The genome of single-petal jasmine (Jasminum sambac) provides insights into heat stress tolerance and aroma compound biosynthesis

Xiangyu Qi, Huadi Wang, Shuangshuang Chen, Jing Feng, Huijie Chen, Ziyi Qin, Ikram Blilou, Yanming Deng

Research output: Contribution to journalArticlepeer-review


Jasmine [Jasminum sambac (L.) Aiton] is a commercially important cultivated plant species known for its fragrant flowers used in the perfume industry, medicine and cosmetics. In the present study, we obtained a draft genome for the J. sambac cultivar ‘Danbanmoli’ (JSDB, a single-petal phenotype). We showed that the final genome of J. sambac was 520.80 Mb in size (contig N50 = 145.43 kb; scaffold N50 = 145.53 kb) and comprised 35,363 genes. Our analyses revealed that the J. sambac genome has undergone only an ancient whole-genome duplication (WGD) event. We estimated that the lineage that has given rise to J. sambac diverged from the lineage leading to Osmanthus fragrans and Olea europaea approximately 31.1 million years ago (Mya). On the basis of a combination of genomic and transcriptomic analyses, we identified 92 transcription factors (TFs) and 206 genes related to heat stress response. Base on a combination of genomic, transcriptomic and metabolomic analyses, a range of aroma compounds and genes involved in the benzenoid/phenylpropanoid and terpenoid biosynthesis pathways were identified. In the newly assembled J. sambac genome, we identified a total of 122 MYB, 122 bHLH and 69 WRKY genes.
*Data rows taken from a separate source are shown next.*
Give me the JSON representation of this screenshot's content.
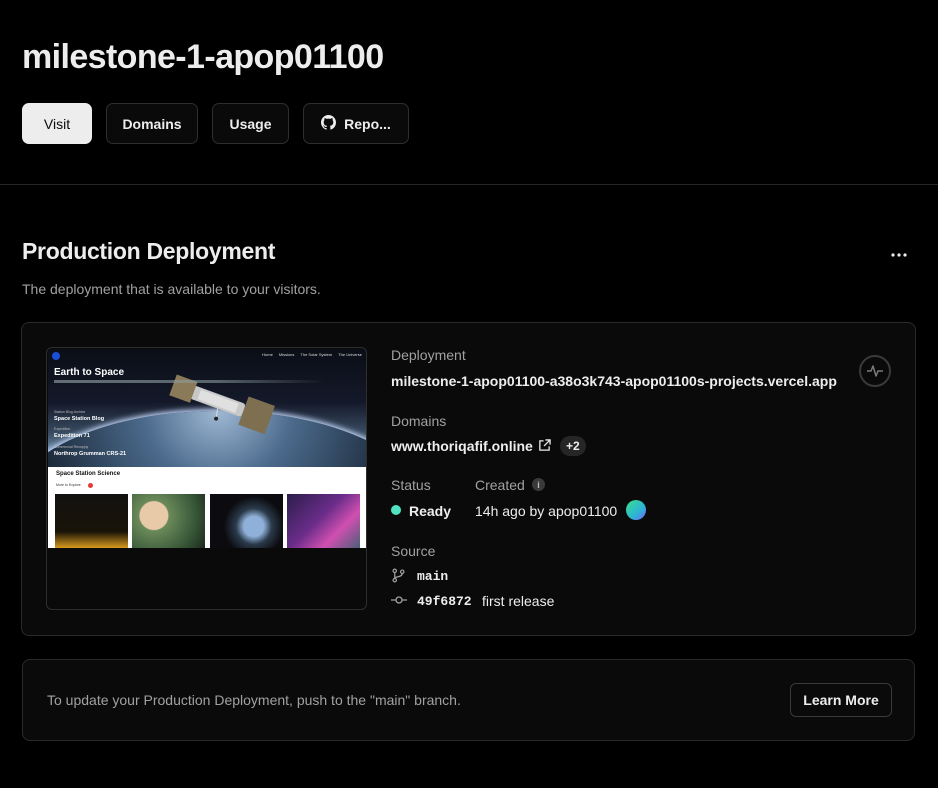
{
  "header": {
    "project_name": "milestone-1-apop01100",
    "buttons": {
      "visit": "Visit",
      "domains": "Domains",
      "usage": "Usage",
      "repo": "Repo..."
    }
  },
  "section": {
    "title": "Production Deployment",
    "subtitle": "The deployment that is available to your visitors.",
    "more_icon": "ellipsis-icon"
  },
  "preview": {
    "site_title": "Earth to Space",
    "nav": [
      "Home",
      "Missions",
      "The Solar System",
      "The Universe"
    ],
    "links": [
      {
        "kicker": "Station Blog Archive",
        "title": "Space Station Blog"
      },
      {
        "kicker": "Expedition",
        "title": "Expedition 71"
      },
      {
        "kicker": "Commercial Resupply",
        "title": "Northrop Grumman CRS-21"
      }
    ],
    "science_heading": "Space Station Science",
    "science_sub": "More to Explore"
  },
  "deployment": {
    "label": "Deployment",
    "url": "milestone-1-apop01100-a38o3k743-apop01100s-projects.vercel.app",
    "activity_icon": "activity-pulse-icon"
  },
  "domains": {
    "label": "Domains",
    "primary": "www.thoriqafif.online",
    "extra_count": "+2"
  },
  "status": {
    "label": "Status",
    "value": "Ready",
    "color": "#4fe3c1"
  },
  "created": {
    "label": "Created",
    "value": "14h ago by apop01100",
    "info": "i"
  },
  "source": {
    "label": "Source",
    "branch": "main",
    "commit_hash": "49f6872",
    "commit_message": "first release"
  },
  "notice": {
    "text": "To update your Production Deployment, push to the \"main\" branch.",
    "button": "Learn More"
  }
}
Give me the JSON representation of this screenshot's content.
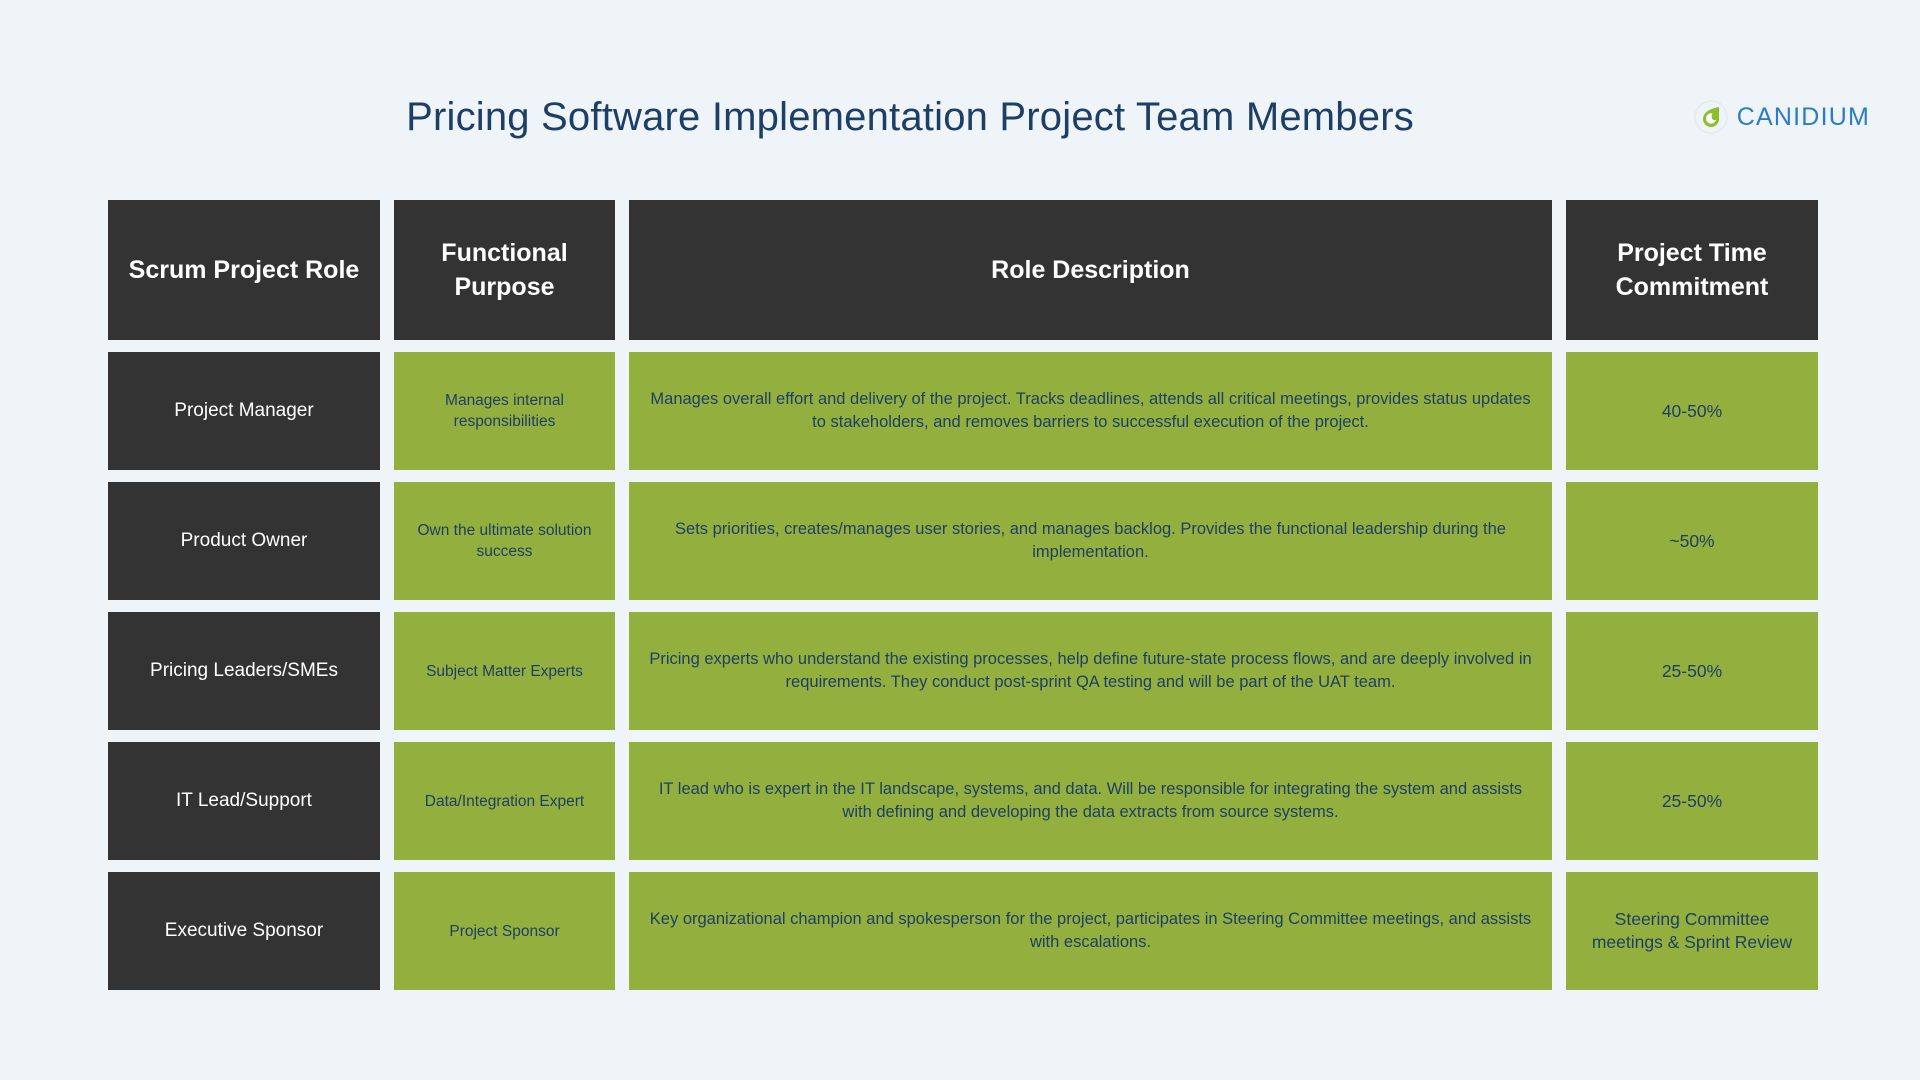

Our assembled J. sambac JSDB genome provides fundamental knowledge to study the molecular mechanism of heat stress tolerance, and improve jasmine flowers and dissect its fragrance.
Original languageEnglish (US)
JournalFrontiers in plant science
StatePublished - Oct 19 2022

ASJC Scopus subject areas

  • Plant Science

Cite this